I’ll say it again: pain does not always equal suffering. I learned this lesson firsthand during my labor.
My contractions were intense, crazy, super powerful. When they overtook me, all I could do was sway and moan through them. I tuned everything else out and retreated inward - going into what many people call “labor land.” During this time, I moved, assumed positions I found comfortable and vocalized. Looking back, this was great coping on my part.
I was in pain, yes! But I was not suffering. I know this because even though I was experiencing physical discomfort, I was in a good place mentally and emotionally.
I hit 8 centimeters and, quite honestly, thought I was taking it like a champ!
And that’s where the catch - the “but” of my story comes in.
Out of the blue, back labor set in. We’re talking, excruciating, can’t-stand-it, out of this world pain through each and every contraction. I couldn’t feel the contractions in my uterus once back labor set in - it was all focused at my spine. That pain made those first 8 centimeters look like a walk in the park. A piece of cake. Whatever you want to call it.
Before I knew what was happening, I was screaming my head off through each contraction - bloody, shrieking noises I didn’t know I could make. My husband tried to help however he could. My doula, nurse and midwife? I don’t know where they were. What I do know was that they were not helping me cope when I so obviously need it.
It was then, when I felt alone, hopeless and abandoned, that I began to suffer.
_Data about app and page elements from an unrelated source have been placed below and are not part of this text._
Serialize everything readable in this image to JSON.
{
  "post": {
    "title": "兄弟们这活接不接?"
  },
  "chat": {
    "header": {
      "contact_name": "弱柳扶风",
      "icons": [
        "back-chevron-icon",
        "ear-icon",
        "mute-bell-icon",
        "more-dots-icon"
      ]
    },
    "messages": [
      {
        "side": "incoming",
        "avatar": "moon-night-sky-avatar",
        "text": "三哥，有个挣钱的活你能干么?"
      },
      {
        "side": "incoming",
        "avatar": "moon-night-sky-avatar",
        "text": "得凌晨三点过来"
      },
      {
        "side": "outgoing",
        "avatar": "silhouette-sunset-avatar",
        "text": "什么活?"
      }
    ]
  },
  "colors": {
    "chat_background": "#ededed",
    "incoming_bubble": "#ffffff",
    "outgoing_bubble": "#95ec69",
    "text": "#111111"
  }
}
I didn’t know how to cope with the back labor. I didn’t know what to do. I didn’t know what was happening. No one was helping me, supporting me or attempting to offer options.
And that’s when the pain took over. It utterly and completely ruled me. And that - having the pain control - was the one thing I had not wanted to happen.
I suffered for hours before I demanded an epidural. To this day I still remember the unsupportive look the attending midwife gave me when I insisted on it and it makes me hurt every time I think about it.
But to this day, I feel that asking for an epidural was the best decision I made during my birth, because it was the only thing that assuaged my suffering. The story might have been different if my doula or midwife had supported and helped me through the process, but they didn’t. I had nowhere else to turn.
My point is that I hadn’t truly understood the real difference between pain and suffering until I compared these two very different parts of my labor. A woman can experience pain during labor and not suffer. I did up until the back labor hit. Suffering is when you cross over to a dark emotional place. It is when you feel scared, alone, panicked, psychologically distressed and unable to cope.
And suffering during labor is always unacceptable. I relieved my suffering with medication. For some, this is the way to go. For others, the remedy may be for someone to step in and ground you, guide you back to a better emotional state. Just remember, suffering during labor is never acceptable Whatever it takes, never let pain become suffering. Never.